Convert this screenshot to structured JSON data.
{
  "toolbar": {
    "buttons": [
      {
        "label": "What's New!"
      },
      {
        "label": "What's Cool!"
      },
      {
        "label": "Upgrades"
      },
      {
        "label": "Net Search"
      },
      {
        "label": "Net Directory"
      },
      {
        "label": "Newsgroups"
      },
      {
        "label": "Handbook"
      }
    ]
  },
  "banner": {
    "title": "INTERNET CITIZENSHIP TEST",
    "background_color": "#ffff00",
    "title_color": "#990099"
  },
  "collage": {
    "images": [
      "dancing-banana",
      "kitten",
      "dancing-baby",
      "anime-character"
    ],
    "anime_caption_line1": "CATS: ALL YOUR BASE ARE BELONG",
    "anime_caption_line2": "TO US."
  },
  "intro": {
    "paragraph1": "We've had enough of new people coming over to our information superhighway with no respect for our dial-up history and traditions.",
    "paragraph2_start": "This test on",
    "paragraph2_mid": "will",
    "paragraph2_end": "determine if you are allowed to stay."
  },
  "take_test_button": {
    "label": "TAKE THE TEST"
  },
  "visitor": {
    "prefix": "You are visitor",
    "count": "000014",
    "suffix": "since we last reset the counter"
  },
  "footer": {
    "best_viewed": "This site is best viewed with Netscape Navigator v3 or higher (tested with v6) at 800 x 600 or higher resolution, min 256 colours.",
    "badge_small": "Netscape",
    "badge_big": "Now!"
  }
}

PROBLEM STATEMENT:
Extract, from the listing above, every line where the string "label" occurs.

RESULT OF THIS TASK:
        "label": "What's New!"
        "label": "What's Cool!"
        "label": "Upgrades"
        "label": "Net Search"
        "label": "Net Directory"
        "label": "Newsgroups"
        "label": "Handbook"
    "label": "TAKE THE TEST"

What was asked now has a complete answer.